65th Anniversary: From 2D CAD to the Integrated Product Model
One of the most important improvements in ship production has been the introduction of CAD/CAM. The initial use of computers for drafting, lofting and automation of steel cutting has been extended from the design office and the mold loft throughout the shipyard and beyond by integrating the Internet, sophisticated database applications and enterprise management software to radically improve the entire shipbuilding process. However, the result of this, the Integrated Ship Product Model, is poised to revolutionize ship management and maintenance throughout its lifecycle. Boats and ships differ from most other objects because they are formed of arbitrary curved surfaces instead of well-defined assemblies of geometric shapes.
The Lure of the Electric Drive
By Stuart C. Karon and Dr. In the September 2002 issue of Maritime Reporter and Engineering News, a detailed discussion was featured on the advantages of future High Temperature Superconductor (HTS) machinery for propulsion of electric drive ships. • Motors A 5-MW 230-rpm machine for the U.S. Navy's Office of Naval Research (ONR) is undergoing factory tests. ONR is now funding the next step - design, fabrication and factory testing of a 36.5-MW 120-rpm machine to prove the technology at full-scale for warships. • Generators Development of HTS generators has also leapt ahead with the initial production of 10-MVAR synchronous condensers for utility voltage adjusting service. These condensers are very similar in design and operation to 10-MW, 1,800-rpm generators.
Bergen Subsea Cluster Poised for Business
The Hanseatic trading city of Bergen, on the edge of the Norwegian North Sea, has a long maritime tradition. From shipping to aquaculture to offshore oil and gas, this is a city whose economic identity is defined by its ties to the sea. The city is by far Norway´s largest port, with more than 13 million metric tonnes of cargo transported to and from Bergen in 2010. Bergen is also the country´s largest center for aquaculture and marine science research, and is home to the Institute of Marine Research and an active marine science research centre at the University of Bergen.
MUM's the Word: New UUV Takes Shape in Germany
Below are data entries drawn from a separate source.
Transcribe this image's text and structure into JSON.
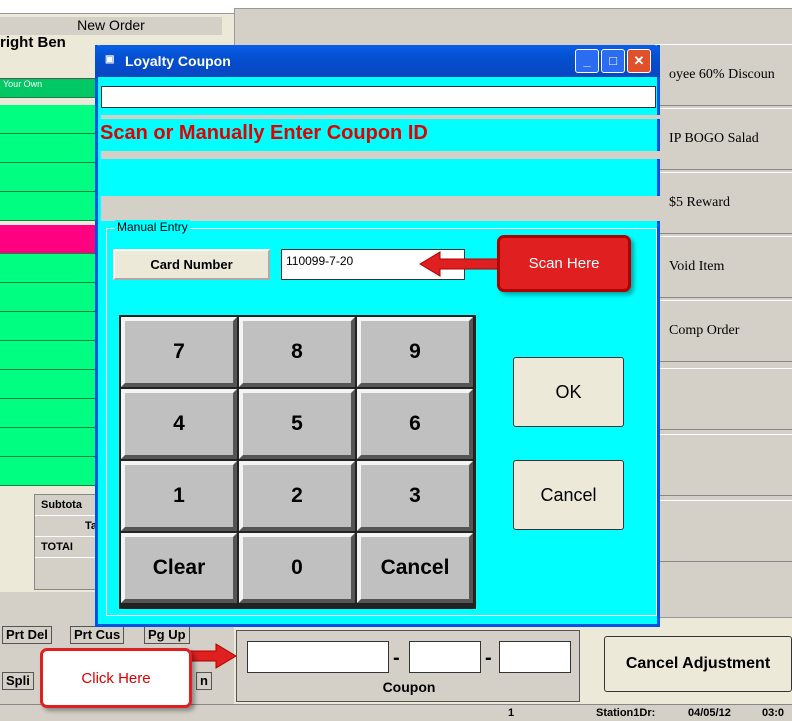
{
  "background": {
    "new_order": "New Order",
    "customer": "right Ben",
    "list_header": "Your Own",
    "right_buttons": [
      "oyee 60% Discoun",
      "IP BOGO Salad",
      "$5 Reward",
      "Void Item",
      "Comp Order"
    ],
    "subtotal_labels": [
      "Subtota",
      "Ta",
      "TOTAI"
    ],
    "toolbar": {
      "prt_del": "Prt Del",
      "prt_cus": "Prt Cus",
      "pg_up": "Pg Up",
      "split": "Spli",
      "n": "n"
    },
    "coupon_label": "Coupon",
    "coupon_dash": "-",
    "cancel_adjustment": "Cancel Adjustment",
    "status": {
      "field1": "1",
      "station": "Station1Dr:",
      "date": "04/05/12",
      "time": "03:0"
    }
  },
  "dialog": {
    "title": "Loyalty Coupon",
    "prompt": "Scan or Manually Enter Coupon ID",
    "manual_entry_label": "Manual Entry",
    "card_number_label": "Card Number",
    "card_number_value": "110099-7-20",
    "keys": [
      "7",
      "8",
      "9",
      "4",
      "5",
      "6",
      "1",
      "2",
      "3",
      "Clear",
      "0",
      "Cancel"
    ],
    "ok": "OK",
    "cancel": "Cancel",
    "window_buttons": {
      "minimize": "_",
      "maximize": "□",
      "close": "✕"
    }
  },
  "annotations": {
    "scan_here": "Scan Here",
    "click_here": "Click Here"
  },
  "colors": {
    "dialog_bg": "#00ffff",
    "prompt": "#e00000",
    "list_green": "#00ff80",
    "list_pink": "#ff0080",
    "callout": "#e02020"
  }
}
The Large Modifiable Underwater Mothership (MUM) brings German engineering prowess and cooperation to the fore. As the world of autonomous vehicles flourishes on land and in the air, subsea applications have proven more challenging, despite great strides in recent years to deliver fully autonomous, efficient systems at sea. A team of engineers from Germany, engineers teamed from industry and academia, are aiming to drive the subsea vehicle market further faster courtesy of a project known as the Large Modifiable Underwater Mothership, or MUM.
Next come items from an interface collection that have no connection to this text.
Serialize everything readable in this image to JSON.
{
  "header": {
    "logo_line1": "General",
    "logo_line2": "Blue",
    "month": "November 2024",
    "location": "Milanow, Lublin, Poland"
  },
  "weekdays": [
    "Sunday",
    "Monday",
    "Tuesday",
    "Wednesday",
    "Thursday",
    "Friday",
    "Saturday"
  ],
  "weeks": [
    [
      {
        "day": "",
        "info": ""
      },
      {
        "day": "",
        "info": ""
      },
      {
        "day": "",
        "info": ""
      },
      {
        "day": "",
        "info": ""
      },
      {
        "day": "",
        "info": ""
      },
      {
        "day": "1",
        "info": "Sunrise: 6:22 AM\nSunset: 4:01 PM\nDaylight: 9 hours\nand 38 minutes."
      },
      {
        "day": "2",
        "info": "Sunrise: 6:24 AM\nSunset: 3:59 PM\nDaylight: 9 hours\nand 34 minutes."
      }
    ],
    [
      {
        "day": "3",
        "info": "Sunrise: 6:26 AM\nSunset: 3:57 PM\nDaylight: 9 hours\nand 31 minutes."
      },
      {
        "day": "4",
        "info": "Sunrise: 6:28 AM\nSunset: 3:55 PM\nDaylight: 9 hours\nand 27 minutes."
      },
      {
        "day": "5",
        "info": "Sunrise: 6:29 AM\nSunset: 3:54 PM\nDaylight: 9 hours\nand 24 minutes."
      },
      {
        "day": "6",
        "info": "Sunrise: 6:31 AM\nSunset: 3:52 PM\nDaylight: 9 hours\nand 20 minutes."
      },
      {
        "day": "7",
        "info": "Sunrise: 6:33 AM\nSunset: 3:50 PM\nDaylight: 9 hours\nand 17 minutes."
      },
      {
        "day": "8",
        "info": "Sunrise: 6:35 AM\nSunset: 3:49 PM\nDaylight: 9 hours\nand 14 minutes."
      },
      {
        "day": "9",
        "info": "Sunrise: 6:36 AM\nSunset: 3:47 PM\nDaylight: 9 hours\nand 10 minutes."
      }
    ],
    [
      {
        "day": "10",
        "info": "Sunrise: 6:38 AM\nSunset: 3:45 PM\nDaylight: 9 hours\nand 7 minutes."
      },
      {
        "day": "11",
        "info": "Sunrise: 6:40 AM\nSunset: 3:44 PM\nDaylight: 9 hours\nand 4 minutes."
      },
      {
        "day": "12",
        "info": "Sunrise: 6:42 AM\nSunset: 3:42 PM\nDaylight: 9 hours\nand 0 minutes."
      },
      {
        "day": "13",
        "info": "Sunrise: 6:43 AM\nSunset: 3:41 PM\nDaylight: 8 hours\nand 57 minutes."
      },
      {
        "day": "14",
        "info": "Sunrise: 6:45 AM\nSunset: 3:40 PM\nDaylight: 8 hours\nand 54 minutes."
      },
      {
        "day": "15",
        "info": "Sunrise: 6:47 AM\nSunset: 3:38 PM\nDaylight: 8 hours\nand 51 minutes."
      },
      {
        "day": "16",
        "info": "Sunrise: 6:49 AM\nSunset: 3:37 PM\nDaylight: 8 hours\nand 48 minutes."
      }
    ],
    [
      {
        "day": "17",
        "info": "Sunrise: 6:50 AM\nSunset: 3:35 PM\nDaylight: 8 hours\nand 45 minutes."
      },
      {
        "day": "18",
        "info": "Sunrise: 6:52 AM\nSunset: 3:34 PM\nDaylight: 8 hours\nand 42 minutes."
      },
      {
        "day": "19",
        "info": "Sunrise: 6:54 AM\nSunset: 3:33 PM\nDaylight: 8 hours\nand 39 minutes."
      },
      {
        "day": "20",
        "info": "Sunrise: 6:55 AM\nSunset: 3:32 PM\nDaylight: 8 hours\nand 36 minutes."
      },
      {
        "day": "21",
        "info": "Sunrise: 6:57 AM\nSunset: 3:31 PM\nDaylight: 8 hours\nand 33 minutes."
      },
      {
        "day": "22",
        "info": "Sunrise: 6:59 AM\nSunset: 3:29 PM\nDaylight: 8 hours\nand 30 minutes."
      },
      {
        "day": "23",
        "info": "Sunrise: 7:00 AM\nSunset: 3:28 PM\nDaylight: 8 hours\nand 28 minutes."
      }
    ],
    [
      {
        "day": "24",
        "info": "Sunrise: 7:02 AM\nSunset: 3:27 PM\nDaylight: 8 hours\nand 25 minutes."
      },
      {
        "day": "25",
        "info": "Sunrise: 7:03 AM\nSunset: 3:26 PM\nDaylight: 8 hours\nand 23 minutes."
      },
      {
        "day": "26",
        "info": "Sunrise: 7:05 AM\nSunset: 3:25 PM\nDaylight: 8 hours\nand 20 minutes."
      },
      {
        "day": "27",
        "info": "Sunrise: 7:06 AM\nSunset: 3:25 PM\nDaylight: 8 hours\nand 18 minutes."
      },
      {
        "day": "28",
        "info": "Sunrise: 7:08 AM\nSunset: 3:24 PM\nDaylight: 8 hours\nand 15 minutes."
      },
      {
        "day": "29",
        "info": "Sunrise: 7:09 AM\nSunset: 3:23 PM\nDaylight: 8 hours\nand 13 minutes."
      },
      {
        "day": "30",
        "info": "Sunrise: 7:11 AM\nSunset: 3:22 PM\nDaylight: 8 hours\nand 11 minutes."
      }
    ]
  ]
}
Polsteam, Nova Ship Tech SA Select Alfa Laval PureBallast 3
Alfa Laval said it has signed fleet agreements with Polsteam and Nova Ship Tech SA for the supply of PureBallast 3, the third generation of Alfa Laval’s ballast water treatment technology.Under the agreements, Alfa Laval will provide dozens of Polsteam and Nova Ship Tech SA vessels with PureBallast 3 systems – the vast majority of which will handle large flows of more than 1,000 m3/h.The agreements with Polsteam and Nova Ship Tech SA come as many ship owners shift their focus from individual ballast water treatment systems to complete fleet solutions.